[Website and app data records]
↓

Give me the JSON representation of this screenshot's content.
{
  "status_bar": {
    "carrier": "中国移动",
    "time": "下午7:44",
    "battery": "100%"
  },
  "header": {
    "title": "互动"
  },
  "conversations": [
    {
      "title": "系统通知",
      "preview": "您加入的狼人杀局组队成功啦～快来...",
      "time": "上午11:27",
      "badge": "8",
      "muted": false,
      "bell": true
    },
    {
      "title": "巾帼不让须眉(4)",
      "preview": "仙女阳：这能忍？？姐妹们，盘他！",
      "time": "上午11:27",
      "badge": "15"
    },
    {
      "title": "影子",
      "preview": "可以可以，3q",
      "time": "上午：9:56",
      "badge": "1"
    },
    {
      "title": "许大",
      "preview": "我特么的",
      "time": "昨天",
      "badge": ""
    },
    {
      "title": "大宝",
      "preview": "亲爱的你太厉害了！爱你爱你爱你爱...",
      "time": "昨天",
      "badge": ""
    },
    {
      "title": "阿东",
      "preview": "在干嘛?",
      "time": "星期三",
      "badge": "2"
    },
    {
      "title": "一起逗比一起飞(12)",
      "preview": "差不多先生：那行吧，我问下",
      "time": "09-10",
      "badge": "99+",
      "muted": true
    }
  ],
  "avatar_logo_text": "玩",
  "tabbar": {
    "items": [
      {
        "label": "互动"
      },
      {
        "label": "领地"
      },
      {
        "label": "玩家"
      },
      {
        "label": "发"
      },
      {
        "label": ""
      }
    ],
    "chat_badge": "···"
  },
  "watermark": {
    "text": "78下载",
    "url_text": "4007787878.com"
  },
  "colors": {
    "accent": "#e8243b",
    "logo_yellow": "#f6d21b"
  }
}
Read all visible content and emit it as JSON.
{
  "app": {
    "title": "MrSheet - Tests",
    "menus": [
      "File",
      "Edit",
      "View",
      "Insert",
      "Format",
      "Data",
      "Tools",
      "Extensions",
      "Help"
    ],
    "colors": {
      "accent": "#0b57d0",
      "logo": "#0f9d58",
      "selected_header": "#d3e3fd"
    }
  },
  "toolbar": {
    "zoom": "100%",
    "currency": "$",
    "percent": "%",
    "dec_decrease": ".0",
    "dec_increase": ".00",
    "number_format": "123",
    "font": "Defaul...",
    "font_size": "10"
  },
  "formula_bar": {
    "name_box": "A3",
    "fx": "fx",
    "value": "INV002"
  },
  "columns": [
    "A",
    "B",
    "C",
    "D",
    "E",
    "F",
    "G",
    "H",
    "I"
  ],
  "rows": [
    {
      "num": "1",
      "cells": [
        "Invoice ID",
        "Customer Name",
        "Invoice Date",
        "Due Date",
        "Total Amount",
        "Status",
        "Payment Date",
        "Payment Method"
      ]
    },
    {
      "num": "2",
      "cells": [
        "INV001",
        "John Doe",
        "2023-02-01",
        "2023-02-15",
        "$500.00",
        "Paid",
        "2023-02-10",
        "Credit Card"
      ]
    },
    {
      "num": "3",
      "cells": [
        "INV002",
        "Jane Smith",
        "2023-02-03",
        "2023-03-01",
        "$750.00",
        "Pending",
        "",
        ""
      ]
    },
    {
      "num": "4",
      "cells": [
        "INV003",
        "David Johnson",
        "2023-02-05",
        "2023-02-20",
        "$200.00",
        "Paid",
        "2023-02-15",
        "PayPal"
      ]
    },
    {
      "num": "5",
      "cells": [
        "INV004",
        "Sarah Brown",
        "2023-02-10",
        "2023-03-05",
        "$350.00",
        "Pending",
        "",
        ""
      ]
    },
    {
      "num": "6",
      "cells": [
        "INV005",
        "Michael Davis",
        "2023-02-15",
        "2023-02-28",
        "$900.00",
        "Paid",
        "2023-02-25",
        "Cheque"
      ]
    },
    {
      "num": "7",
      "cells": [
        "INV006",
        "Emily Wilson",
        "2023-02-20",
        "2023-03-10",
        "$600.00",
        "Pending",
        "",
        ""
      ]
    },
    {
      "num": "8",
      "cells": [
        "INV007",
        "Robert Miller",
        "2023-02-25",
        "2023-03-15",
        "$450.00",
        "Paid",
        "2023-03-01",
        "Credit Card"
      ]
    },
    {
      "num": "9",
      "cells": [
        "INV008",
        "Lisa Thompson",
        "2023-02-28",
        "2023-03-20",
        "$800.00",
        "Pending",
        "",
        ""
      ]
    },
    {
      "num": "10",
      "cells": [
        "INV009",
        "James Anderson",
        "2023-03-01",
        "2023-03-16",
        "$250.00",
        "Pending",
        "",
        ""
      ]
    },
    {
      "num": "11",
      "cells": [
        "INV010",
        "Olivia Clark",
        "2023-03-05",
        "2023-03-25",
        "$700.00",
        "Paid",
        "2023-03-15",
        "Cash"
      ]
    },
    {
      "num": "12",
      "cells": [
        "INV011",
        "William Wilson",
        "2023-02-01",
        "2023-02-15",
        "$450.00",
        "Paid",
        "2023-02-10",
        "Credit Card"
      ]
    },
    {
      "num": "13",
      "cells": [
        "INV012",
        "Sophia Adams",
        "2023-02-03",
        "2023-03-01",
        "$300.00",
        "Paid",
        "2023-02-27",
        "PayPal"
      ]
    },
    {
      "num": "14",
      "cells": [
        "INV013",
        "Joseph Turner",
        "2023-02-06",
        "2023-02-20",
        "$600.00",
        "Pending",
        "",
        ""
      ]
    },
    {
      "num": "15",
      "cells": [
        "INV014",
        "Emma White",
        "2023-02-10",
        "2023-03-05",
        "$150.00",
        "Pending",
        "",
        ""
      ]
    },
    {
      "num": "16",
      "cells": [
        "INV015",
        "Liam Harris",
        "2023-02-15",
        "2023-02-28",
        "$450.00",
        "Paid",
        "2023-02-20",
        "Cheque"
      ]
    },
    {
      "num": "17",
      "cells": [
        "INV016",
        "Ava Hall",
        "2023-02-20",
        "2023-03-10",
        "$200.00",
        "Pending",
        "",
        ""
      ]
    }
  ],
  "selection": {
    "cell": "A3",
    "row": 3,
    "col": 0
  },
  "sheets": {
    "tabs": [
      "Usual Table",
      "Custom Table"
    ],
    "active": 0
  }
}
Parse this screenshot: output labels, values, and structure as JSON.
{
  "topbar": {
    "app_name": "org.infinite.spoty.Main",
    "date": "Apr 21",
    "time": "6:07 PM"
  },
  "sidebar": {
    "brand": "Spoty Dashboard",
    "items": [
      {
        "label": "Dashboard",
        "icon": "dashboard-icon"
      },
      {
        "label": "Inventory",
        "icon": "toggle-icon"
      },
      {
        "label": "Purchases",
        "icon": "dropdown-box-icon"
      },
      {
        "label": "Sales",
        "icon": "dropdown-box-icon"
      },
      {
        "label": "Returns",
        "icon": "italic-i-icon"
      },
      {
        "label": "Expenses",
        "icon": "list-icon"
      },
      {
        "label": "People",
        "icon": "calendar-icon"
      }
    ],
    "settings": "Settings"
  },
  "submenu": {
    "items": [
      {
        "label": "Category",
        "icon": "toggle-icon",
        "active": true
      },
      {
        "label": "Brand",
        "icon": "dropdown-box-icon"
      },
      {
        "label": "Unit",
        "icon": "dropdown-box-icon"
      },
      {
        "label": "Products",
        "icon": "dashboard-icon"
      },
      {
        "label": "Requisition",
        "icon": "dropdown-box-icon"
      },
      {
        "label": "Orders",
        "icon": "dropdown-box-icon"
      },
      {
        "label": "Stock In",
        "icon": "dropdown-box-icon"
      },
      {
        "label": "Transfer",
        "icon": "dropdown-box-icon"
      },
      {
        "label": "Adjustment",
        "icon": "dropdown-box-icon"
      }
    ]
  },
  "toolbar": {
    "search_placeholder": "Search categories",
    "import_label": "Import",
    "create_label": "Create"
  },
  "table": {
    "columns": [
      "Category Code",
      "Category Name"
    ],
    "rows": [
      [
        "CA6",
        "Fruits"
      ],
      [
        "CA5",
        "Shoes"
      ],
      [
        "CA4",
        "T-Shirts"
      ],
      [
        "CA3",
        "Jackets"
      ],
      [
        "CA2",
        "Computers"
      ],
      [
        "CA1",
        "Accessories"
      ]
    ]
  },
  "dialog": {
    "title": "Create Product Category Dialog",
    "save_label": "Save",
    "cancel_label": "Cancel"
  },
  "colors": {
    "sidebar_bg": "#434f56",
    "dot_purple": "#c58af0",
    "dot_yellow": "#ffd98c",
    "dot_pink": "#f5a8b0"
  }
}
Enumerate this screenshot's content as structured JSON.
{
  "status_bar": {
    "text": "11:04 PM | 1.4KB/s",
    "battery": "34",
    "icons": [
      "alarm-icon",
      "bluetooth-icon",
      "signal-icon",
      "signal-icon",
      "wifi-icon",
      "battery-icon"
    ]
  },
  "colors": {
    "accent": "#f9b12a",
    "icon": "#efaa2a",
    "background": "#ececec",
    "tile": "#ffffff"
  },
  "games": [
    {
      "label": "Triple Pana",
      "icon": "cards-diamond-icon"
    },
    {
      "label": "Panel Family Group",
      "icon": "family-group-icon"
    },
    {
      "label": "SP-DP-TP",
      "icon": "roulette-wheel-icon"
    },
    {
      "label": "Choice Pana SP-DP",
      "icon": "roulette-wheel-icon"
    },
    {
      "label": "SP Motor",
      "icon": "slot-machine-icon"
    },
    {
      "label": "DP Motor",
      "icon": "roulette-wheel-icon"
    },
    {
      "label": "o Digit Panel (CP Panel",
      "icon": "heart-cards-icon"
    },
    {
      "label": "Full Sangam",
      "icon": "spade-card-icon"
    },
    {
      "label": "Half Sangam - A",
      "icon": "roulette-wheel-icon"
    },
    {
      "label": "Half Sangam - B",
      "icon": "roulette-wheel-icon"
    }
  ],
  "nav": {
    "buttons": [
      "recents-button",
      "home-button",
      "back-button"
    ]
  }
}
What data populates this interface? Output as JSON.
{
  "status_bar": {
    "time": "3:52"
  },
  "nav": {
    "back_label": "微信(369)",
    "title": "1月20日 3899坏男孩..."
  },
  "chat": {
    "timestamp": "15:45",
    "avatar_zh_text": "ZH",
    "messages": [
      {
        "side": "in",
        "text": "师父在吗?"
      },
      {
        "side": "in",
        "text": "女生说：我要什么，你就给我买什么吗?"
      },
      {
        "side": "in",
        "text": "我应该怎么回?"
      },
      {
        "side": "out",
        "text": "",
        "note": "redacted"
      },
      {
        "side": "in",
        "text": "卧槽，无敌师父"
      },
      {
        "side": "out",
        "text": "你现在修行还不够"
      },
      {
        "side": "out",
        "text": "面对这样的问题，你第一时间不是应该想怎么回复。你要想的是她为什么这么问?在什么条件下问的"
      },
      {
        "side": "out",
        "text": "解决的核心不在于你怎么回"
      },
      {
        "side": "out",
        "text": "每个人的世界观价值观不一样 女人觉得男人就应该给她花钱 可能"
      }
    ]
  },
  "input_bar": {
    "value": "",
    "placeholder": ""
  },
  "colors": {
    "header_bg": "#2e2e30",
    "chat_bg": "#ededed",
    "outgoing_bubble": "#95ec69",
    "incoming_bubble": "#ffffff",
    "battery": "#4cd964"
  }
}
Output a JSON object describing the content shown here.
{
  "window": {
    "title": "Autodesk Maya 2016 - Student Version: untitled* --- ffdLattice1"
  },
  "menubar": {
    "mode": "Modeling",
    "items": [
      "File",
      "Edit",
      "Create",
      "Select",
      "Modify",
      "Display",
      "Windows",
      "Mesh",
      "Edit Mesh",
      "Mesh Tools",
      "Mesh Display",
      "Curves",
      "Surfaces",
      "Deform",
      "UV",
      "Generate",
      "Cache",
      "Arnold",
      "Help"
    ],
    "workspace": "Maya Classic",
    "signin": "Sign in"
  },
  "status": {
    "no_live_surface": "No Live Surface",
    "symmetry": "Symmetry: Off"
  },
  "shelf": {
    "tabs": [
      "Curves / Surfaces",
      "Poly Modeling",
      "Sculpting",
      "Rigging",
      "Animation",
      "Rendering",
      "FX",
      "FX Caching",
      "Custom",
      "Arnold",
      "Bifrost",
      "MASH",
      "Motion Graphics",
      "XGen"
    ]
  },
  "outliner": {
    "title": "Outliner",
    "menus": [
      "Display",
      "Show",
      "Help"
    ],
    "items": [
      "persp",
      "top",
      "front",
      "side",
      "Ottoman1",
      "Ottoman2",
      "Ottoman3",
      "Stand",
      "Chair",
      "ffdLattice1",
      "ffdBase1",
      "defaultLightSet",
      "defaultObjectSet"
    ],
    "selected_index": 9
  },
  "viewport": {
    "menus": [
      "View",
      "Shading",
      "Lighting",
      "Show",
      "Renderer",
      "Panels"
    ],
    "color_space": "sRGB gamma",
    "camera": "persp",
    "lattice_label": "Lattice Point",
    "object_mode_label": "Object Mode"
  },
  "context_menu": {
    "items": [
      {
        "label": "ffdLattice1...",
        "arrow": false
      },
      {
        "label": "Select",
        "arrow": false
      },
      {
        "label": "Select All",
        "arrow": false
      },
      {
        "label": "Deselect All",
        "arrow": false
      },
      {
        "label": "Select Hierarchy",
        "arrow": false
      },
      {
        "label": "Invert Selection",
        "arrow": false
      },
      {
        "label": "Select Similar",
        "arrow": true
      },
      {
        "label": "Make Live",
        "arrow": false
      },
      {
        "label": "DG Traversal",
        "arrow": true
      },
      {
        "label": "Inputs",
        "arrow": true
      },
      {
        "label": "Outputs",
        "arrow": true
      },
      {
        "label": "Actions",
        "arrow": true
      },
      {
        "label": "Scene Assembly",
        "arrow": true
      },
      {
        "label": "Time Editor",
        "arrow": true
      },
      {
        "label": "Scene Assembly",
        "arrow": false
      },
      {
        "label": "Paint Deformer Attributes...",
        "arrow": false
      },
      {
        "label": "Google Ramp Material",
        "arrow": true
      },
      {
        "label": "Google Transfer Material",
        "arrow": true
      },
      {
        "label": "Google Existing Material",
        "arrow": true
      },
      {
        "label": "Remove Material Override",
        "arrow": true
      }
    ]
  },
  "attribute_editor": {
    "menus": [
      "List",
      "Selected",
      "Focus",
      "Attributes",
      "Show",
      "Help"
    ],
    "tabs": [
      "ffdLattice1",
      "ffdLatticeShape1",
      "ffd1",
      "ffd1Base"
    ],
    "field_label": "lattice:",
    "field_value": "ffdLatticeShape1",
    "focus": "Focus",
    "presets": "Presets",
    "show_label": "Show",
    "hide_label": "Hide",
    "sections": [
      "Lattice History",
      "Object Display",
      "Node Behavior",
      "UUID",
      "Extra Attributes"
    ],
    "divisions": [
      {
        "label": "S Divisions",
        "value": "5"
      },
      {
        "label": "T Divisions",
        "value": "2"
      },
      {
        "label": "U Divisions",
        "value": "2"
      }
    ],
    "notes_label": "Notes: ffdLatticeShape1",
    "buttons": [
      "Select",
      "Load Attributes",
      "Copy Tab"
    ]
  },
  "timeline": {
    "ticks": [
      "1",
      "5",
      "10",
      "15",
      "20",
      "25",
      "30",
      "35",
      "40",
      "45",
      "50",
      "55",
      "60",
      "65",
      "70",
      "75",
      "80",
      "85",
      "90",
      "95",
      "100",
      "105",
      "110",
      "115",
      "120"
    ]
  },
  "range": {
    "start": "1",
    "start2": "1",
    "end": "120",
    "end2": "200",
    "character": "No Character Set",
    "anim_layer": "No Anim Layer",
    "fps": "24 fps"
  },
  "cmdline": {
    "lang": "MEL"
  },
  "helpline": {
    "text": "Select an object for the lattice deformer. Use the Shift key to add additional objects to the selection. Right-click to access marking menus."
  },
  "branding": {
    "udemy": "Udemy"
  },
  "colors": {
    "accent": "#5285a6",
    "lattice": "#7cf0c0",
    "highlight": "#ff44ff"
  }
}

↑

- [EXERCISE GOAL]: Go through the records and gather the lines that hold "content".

- [OUTPUT OF THE EXERCISE]:
Give me the JSON representation of this screenshot's content.
Read all visible content and emit it as JSON.
Enumerate this screenshot's content as structured JSON.
Output a JSON object describing the content shown here.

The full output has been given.